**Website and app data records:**
▬▬▬▬▬▬▬▬▬▬

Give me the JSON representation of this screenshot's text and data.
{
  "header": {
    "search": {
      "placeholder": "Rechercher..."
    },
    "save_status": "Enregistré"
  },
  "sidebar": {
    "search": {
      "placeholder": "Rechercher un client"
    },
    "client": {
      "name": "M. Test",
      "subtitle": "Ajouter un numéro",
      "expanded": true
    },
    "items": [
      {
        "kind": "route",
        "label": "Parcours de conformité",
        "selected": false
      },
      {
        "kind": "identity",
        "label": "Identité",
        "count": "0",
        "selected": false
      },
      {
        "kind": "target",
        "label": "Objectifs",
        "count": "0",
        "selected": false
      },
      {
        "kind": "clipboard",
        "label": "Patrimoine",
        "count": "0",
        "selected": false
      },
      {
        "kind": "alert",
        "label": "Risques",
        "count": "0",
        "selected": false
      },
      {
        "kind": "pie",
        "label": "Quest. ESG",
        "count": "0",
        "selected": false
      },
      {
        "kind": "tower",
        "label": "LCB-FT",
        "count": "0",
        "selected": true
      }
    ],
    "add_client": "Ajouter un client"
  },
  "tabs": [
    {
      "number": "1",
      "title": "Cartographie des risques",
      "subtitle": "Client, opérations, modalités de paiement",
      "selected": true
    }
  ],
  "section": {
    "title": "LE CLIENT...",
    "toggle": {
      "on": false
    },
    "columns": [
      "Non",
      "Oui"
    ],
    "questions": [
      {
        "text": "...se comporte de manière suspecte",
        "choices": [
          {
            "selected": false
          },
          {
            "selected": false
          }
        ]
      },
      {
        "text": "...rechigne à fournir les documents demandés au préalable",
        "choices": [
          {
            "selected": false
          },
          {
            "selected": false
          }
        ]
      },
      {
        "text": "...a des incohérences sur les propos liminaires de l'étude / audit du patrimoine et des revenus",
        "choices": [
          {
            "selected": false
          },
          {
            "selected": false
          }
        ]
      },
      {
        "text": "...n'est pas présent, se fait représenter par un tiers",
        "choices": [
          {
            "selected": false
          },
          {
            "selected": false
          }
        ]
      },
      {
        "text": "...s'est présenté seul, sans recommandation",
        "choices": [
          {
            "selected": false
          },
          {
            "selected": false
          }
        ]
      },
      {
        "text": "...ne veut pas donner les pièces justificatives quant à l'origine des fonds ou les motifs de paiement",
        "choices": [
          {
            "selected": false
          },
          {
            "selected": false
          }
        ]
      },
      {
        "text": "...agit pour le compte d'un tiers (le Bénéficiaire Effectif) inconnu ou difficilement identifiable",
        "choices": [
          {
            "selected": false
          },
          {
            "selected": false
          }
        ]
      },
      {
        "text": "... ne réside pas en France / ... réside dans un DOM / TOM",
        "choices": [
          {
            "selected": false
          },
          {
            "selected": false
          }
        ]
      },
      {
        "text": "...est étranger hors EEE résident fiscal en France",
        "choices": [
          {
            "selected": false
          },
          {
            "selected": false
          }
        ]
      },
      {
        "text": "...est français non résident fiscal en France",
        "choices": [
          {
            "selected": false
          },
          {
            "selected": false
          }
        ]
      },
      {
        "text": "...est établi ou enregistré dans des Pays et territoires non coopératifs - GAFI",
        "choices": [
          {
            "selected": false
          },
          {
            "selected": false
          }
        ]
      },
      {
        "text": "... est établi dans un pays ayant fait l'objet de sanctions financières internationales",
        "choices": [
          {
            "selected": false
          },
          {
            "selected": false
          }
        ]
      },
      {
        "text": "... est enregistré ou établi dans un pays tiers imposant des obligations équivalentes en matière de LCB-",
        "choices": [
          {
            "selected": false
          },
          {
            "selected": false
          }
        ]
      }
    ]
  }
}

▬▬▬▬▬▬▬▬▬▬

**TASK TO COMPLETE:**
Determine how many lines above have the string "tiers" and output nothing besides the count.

**YOUR RESPONSE:**
3